On Wednesday 22nd November, Chancellor Philip Hammond will take centre-stage in the House of Commons to deliver his first Autumn Budget. While the initial shockwaves that followed the general election have settled somewhat, the government’s commitment to deliver on the housing shortage should not be forgotten. We still have a severely inadequate number of suitable properties to meet the demands of an ageing population which needs to be addressed. And fast.
“It is predicted that by 2037 there will be a 70% increase in the over 65 age group, yet the UK’s housing market is nowhere near prepared to meet growing demand from first-time buyers, let alone to deliver retirement properties. For good reason, incentives are focused on this bottom end of the market, but it’s a blinkered focus and continues to ignore where much of the greatest potential in the market sits: the over 65s.
“There have been whispers of plans to release land owned by public bodies for further housing stock. Competition for sites is ever increasing so, without a particular focus on housing for older people, delays to building will simply continue as potential developments are thwarted. The Chancellor needs to put in place planning covenants that will address this and support the development of quality retirement property, with land to be allocated accordingly and greater support within local planning rules.
“Rumours have also been rife that the Government is considering a Stamp Duty cut for first time buyers when they purchase their first homes. This would save first time buyers thousands of pounds on the purchase of their first homes, but supporting demand will also naturally accelerate the need to build more homes and in reality, there are houses already available which could be released to the market. We would hope to see stamp duty exemptions to help older buyers downsize; a move that would be far more cost neutral in the long-term as more people come onto the housing ladder. Two in five UK homes are under-occupied, of which half are occupied by those aged 50 to 69, in the main due to lack of quality accommodation for them to move into.

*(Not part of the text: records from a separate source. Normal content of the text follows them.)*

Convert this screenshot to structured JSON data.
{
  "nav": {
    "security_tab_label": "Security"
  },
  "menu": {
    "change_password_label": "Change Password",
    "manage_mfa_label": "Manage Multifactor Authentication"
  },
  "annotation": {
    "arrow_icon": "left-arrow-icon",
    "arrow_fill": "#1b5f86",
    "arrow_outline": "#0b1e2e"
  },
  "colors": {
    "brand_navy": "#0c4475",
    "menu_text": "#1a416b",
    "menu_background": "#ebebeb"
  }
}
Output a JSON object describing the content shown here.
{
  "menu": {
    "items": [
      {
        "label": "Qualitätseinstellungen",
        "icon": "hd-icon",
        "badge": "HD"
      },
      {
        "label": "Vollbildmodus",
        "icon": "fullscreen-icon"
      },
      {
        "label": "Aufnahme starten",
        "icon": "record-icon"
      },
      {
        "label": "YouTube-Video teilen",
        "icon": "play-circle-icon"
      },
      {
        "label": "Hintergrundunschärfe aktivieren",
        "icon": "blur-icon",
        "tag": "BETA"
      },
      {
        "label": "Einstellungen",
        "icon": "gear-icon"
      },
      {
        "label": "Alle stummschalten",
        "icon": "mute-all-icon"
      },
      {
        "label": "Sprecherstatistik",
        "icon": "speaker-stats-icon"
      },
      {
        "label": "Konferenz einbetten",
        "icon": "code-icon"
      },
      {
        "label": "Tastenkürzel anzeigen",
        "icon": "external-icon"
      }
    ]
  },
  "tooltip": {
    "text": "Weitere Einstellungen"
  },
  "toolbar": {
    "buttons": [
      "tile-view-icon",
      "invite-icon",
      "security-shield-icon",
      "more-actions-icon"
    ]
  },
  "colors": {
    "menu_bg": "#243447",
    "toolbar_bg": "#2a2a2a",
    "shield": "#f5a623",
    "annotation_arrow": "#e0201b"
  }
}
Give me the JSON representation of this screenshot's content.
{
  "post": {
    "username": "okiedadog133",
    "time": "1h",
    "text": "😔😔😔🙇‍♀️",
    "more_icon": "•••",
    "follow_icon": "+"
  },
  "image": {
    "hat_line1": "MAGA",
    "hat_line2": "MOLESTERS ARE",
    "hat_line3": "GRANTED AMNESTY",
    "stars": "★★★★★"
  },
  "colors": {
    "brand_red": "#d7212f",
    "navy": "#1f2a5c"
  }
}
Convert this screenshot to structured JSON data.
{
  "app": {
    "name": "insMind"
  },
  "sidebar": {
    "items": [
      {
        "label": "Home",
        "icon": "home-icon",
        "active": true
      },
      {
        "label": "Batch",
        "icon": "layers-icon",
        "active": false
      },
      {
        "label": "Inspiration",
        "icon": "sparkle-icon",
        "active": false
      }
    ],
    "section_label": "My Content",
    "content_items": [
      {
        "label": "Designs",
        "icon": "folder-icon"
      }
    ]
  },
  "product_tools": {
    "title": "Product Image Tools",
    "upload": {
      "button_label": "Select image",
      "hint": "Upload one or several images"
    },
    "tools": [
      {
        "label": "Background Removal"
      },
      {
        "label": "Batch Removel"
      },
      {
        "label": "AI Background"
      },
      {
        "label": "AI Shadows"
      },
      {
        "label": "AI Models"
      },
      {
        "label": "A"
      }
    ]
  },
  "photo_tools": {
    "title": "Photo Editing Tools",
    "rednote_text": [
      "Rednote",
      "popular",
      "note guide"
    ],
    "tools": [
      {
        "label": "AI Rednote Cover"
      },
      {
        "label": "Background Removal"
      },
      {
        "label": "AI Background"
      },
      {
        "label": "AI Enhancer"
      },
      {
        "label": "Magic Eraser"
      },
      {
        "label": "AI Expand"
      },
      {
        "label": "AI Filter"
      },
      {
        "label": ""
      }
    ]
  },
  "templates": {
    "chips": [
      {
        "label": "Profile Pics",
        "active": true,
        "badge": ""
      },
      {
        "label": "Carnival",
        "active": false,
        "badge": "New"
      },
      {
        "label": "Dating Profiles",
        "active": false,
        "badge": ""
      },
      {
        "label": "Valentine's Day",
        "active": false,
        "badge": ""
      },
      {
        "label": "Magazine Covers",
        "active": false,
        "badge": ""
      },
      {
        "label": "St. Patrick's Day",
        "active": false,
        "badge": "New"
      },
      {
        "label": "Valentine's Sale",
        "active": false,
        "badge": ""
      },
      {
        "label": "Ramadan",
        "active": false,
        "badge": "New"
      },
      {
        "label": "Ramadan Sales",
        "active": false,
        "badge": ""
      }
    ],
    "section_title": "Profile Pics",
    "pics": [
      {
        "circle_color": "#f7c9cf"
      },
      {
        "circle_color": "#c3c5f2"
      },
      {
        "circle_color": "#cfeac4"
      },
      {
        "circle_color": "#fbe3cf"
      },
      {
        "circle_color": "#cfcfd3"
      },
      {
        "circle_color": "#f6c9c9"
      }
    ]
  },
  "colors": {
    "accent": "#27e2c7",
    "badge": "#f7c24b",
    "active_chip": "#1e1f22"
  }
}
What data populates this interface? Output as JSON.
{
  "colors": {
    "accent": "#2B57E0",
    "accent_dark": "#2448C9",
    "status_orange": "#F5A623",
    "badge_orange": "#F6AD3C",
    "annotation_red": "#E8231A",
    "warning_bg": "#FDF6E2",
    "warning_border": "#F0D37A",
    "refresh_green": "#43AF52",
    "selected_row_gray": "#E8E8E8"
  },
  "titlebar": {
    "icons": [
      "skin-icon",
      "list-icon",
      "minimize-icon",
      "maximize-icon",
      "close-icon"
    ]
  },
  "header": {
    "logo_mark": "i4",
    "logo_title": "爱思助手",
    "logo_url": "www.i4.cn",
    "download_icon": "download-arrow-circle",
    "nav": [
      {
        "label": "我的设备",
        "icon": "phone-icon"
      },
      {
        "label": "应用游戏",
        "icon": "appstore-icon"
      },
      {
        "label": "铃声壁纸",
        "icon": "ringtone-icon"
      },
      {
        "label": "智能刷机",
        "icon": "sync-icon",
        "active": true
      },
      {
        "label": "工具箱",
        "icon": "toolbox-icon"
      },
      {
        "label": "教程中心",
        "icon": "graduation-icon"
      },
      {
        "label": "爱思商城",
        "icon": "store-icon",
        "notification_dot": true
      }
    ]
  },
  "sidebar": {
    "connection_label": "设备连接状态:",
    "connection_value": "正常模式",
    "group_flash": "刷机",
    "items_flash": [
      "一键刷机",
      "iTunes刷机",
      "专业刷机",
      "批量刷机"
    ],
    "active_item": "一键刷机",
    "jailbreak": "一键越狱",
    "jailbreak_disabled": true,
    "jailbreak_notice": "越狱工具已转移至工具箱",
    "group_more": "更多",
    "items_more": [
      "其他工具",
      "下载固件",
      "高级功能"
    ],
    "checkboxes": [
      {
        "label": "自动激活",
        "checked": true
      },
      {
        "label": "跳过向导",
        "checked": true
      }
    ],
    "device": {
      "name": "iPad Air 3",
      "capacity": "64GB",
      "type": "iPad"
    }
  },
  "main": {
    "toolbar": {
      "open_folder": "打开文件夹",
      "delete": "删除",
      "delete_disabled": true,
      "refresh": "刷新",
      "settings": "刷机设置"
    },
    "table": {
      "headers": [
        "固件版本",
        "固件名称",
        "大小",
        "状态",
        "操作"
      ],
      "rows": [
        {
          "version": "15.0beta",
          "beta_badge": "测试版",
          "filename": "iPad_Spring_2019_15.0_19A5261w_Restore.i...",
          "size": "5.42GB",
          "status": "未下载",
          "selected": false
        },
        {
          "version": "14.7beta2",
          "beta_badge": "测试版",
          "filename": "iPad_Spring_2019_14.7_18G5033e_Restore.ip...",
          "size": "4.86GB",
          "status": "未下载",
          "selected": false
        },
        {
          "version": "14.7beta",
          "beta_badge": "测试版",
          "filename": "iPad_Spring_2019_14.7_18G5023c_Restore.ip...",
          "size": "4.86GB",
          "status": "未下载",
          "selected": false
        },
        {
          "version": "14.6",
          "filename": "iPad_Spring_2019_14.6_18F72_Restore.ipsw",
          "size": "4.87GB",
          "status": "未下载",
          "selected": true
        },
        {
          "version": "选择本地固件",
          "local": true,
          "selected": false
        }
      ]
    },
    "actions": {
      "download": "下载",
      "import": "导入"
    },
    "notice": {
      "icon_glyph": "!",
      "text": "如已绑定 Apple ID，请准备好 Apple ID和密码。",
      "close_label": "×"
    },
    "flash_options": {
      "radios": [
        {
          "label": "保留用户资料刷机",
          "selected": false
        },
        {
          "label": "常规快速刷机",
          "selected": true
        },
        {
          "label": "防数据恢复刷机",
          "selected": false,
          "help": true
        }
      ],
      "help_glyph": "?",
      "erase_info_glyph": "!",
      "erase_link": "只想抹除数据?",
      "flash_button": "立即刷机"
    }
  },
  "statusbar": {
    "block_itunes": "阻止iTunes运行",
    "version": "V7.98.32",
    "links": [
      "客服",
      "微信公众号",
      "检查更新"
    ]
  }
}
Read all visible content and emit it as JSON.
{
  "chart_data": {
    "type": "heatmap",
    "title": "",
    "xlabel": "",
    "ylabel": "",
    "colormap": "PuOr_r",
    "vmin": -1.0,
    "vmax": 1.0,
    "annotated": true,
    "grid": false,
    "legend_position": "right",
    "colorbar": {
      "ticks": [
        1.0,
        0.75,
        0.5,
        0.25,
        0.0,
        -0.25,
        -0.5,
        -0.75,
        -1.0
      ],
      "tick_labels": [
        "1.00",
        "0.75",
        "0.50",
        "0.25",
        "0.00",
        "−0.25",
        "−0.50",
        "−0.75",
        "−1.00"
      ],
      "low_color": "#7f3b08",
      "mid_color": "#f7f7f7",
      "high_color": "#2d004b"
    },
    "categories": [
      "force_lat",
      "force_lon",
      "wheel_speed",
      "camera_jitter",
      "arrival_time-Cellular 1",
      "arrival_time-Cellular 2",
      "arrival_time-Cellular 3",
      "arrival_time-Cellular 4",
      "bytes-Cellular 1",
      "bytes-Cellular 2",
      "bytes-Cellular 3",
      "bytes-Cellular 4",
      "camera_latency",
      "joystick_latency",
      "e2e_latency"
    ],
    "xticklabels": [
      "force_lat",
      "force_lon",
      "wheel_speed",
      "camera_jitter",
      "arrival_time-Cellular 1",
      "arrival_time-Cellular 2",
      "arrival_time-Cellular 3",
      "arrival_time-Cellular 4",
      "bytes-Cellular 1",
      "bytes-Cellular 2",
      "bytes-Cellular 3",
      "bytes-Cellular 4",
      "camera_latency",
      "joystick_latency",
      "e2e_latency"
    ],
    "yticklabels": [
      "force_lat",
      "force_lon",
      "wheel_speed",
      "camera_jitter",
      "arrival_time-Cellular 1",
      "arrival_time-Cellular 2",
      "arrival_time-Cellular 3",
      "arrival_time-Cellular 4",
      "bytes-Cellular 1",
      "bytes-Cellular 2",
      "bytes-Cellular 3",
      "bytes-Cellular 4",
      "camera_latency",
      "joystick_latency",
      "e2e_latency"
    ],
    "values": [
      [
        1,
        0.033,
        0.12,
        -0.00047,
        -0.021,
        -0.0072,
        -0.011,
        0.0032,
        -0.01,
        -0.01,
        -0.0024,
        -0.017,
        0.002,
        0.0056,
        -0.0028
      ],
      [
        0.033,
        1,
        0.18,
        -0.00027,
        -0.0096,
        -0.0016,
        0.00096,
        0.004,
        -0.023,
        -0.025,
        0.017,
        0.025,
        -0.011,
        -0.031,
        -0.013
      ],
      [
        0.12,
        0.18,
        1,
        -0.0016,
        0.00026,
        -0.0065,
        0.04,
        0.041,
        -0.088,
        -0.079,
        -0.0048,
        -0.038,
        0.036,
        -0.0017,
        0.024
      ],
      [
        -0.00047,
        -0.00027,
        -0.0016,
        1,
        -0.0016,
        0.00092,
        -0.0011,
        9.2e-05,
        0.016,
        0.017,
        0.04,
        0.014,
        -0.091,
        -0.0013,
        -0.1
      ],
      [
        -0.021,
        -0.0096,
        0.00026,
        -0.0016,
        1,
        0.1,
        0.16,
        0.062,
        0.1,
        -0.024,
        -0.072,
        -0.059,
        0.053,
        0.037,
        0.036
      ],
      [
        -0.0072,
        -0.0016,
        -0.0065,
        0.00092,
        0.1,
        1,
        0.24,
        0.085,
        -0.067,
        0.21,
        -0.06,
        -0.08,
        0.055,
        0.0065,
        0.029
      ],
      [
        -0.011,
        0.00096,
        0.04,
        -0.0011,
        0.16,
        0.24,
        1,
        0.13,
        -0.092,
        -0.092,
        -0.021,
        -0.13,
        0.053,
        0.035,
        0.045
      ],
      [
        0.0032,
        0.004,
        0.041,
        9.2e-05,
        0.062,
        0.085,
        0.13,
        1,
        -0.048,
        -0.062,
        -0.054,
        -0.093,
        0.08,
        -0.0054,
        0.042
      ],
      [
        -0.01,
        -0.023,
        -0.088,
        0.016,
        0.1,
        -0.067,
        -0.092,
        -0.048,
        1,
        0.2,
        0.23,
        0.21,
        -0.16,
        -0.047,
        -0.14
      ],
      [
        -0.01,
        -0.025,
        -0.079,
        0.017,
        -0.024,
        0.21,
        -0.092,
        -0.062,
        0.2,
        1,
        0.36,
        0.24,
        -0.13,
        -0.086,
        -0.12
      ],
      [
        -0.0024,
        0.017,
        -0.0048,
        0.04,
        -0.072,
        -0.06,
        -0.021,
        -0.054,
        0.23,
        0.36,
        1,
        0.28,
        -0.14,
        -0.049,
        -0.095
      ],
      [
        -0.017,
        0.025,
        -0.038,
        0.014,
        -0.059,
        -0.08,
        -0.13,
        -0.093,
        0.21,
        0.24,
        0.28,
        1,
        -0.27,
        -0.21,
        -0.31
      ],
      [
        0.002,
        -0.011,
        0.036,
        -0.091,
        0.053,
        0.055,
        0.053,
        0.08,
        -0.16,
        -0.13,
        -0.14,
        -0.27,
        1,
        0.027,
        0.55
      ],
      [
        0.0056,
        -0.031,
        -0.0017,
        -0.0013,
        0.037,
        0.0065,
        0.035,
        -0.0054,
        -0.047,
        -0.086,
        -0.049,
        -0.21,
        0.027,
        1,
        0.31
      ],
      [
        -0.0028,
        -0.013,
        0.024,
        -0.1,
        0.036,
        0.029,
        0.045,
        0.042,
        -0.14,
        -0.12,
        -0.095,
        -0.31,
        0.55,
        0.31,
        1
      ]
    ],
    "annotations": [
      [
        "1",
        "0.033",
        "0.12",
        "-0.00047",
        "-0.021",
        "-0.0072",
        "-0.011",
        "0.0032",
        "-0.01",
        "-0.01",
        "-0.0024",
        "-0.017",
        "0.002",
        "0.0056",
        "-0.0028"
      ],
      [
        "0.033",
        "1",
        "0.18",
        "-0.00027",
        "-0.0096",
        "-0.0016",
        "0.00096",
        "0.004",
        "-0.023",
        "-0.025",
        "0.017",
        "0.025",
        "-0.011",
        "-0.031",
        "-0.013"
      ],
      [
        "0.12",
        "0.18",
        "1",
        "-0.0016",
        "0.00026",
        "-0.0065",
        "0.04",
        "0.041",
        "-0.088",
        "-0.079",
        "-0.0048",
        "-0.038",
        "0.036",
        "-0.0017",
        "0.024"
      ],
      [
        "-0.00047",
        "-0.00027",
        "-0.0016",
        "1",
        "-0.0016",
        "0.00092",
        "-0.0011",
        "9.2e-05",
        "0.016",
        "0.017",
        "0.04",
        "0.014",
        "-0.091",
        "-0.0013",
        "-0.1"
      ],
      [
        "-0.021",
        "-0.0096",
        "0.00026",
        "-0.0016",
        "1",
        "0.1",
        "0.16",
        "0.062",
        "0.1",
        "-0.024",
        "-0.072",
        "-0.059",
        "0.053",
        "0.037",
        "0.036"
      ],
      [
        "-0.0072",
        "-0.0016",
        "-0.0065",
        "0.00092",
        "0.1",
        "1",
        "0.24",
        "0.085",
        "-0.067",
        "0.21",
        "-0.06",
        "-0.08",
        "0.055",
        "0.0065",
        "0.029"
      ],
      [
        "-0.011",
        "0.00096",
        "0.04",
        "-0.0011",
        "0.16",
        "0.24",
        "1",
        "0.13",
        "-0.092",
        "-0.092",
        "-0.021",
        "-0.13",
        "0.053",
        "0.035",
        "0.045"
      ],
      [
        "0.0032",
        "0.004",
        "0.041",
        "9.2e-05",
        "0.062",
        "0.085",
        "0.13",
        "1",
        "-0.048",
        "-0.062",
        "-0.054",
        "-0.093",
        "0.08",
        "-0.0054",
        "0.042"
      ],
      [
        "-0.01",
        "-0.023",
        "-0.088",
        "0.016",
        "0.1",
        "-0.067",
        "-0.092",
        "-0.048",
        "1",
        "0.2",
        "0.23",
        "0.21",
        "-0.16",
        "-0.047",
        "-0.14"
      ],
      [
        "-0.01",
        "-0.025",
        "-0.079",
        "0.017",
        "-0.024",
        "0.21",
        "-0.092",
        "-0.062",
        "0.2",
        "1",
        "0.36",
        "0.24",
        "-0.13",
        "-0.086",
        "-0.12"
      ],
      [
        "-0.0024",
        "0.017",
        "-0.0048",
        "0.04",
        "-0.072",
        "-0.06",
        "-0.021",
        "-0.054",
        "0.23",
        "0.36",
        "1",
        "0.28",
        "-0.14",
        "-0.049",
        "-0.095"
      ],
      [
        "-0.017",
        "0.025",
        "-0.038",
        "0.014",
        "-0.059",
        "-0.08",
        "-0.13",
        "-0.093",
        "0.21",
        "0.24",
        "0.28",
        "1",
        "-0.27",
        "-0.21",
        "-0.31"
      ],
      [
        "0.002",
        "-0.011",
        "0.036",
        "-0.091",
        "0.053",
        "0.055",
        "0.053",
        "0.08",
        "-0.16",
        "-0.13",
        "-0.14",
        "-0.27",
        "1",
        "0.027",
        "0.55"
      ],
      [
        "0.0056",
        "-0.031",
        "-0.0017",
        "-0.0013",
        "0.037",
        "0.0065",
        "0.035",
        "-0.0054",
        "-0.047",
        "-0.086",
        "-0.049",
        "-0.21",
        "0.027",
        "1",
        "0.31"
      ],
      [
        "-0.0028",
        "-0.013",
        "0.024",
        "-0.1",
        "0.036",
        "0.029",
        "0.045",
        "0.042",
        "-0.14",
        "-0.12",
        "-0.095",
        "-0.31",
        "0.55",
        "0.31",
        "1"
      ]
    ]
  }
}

“It’s time to address the facts: if we truly want to kick-start movement in the market, we need to stop continually plastering over the cracks and invest in quality housing options for the older generation.”